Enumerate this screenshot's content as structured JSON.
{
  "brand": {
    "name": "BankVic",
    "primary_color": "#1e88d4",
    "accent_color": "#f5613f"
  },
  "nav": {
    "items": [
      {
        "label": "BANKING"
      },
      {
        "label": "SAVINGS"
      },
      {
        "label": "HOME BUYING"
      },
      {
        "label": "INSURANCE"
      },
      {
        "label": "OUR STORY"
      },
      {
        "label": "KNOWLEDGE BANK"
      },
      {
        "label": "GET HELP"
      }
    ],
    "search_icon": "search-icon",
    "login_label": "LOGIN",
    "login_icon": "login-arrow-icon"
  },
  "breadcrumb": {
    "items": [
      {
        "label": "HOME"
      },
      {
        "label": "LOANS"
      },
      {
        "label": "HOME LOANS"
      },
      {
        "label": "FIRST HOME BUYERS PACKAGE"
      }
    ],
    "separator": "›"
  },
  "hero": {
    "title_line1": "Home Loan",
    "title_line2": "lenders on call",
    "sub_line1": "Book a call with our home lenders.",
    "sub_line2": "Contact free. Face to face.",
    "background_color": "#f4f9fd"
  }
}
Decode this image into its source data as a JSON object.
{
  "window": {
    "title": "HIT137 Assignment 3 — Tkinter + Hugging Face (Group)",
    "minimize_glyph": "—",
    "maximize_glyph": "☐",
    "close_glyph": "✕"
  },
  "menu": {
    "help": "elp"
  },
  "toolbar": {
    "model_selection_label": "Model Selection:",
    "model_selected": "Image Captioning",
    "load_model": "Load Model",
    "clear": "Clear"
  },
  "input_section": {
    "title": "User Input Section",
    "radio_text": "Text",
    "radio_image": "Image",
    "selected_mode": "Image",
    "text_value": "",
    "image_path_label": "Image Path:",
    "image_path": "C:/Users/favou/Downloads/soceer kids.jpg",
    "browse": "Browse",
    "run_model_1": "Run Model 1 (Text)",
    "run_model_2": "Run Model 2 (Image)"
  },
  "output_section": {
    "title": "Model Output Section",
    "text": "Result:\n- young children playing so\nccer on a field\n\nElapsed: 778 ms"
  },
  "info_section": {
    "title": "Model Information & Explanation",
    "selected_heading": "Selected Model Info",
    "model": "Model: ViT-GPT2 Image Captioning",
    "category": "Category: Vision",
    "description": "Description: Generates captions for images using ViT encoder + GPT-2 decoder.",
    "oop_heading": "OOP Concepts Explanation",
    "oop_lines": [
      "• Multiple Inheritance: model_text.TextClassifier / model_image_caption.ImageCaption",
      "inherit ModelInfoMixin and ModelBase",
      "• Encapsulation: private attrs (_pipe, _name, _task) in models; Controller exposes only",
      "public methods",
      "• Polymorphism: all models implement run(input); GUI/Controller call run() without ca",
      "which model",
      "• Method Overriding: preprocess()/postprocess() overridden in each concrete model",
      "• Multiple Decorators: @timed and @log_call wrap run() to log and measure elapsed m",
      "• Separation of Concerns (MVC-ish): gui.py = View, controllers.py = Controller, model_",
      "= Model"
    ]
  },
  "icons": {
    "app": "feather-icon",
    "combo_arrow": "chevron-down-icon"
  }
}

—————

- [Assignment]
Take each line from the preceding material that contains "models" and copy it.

- [Task result]
      "• Encapsulation: private attrs (_pipe, _name, _task) in models; Controller exposes only",
      "• Polymorphism: all models implement run(input); GUI/Controller call run() without ca",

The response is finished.